The officials declined to name the high school coaches, but sources said they are Russ Selger, an assistant coach for the boys’ varsity basketball team, and Bryan McGinty, coach of the ninth-grade team.
The coaches are not district teachers, but sources said they are married to members of the Neshaminy Federation of Teachers, which has been on strike since Jan. 9. The union’s 654 members were scheduled to return to work Friday, to meet a state requirement to provide 180 school days.
“They didn’t report to work,” school board President Ritchie Webb said of the coaches, who were sent suspension letters last week by high school Principal Rob McGee. “If you’re not doing your job, you will be suspended, subject to permanent termination. Only the school board can terminate an employee.”
Sports and other extracurricular activities have gone on during the strike, which the union called out of frustration over a 3½-year contract impasse. The boy’s varsity coach, Jerry Devine, is an NFT member, so assistant coaches have handled the team for its four games during the strike.
“I support Dr. McGee,” Webb said. “The district’s programs and after-school activities are of great importance. Administrators are filling in whenever possible, and there’s the outside employees. They knew in advance that they were expected to show up for work.”

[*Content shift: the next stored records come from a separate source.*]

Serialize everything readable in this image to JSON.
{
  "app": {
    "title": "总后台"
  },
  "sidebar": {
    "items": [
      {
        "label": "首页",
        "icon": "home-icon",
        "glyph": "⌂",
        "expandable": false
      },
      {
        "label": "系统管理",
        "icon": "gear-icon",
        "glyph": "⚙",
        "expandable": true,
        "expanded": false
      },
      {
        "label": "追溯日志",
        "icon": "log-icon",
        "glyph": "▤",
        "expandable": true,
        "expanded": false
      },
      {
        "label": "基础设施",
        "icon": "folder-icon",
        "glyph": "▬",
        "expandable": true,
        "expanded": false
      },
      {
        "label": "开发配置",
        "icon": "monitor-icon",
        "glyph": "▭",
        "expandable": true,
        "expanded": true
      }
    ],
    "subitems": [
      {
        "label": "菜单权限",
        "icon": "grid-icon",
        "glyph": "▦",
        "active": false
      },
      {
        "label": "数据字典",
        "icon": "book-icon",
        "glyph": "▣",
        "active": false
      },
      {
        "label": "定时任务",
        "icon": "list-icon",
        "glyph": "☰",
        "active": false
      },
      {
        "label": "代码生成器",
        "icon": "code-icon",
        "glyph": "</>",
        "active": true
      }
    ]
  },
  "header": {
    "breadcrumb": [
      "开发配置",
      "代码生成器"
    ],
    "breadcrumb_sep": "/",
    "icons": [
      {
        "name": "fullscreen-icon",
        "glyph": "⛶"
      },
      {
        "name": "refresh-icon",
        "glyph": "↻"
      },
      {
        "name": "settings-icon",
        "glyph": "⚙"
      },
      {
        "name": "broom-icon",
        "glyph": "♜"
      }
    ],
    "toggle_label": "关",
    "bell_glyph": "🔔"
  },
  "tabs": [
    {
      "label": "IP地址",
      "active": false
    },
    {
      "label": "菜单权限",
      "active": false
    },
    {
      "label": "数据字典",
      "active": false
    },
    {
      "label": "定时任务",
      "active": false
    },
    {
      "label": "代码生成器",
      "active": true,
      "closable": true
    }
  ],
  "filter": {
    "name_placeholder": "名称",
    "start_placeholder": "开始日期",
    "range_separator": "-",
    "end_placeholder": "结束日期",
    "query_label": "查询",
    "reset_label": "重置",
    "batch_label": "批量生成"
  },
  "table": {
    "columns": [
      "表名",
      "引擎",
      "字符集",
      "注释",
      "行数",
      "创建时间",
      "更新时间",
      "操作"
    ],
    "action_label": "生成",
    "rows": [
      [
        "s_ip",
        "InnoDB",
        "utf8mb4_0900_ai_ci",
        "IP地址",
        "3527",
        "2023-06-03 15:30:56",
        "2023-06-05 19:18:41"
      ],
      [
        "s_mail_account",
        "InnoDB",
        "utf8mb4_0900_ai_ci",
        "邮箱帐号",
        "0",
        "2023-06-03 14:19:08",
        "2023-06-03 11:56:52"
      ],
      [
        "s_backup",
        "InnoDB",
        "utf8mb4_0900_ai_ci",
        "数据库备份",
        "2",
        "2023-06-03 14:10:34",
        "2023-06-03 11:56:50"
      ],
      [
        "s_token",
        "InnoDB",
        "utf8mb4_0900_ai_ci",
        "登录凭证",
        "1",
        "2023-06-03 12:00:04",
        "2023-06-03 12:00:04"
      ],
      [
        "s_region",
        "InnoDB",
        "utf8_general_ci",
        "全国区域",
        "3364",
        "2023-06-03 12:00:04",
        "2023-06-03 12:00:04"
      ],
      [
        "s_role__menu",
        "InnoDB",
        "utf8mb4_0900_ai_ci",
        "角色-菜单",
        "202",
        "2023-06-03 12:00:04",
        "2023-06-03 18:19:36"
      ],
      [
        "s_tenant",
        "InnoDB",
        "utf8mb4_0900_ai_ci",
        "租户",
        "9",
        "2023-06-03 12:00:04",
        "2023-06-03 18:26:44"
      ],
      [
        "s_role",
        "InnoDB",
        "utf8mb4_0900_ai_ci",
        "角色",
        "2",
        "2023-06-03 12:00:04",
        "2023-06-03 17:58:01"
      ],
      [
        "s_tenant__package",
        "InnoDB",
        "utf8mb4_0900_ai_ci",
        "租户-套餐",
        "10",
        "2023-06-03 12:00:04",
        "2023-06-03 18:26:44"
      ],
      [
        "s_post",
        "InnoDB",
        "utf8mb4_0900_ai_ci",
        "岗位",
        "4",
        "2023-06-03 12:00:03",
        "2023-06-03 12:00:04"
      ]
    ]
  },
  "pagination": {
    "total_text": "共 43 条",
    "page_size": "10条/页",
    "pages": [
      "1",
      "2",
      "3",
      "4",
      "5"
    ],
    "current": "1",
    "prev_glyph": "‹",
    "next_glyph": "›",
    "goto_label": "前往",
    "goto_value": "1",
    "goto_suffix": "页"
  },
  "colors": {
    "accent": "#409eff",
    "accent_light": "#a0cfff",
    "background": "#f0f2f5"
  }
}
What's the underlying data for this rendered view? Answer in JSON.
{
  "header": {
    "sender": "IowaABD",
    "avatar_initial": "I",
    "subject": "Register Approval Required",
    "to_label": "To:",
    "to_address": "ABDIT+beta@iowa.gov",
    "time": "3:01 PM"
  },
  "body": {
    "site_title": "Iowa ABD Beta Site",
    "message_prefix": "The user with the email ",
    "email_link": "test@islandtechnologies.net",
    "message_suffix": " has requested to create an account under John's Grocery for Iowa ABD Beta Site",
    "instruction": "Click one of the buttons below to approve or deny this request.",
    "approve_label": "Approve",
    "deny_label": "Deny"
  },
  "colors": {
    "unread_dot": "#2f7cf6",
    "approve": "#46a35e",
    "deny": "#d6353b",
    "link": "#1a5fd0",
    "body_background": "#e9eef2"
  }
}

The number of coaches from outside the district’s staff is “minimal,” Webb said. “Teachers are usually offered the positions first, then outside people.”
The pay ranges from $3,000 to $10,000, Webb said. “I’d suspect for these [basketball] positions, they’d be closer to $3,000.”
McGee, who has filled in as coach of the bowling team, declined to comment on the suspensions. Felger and McGinty could not be reached for comment.
Luke Carrezola, a sophomore forward on the varsity team, said that Felger had coached “the big guys. He taught me a lot of moves. He’s a real nice guy, but he reminds us to bring an attitude on the court.”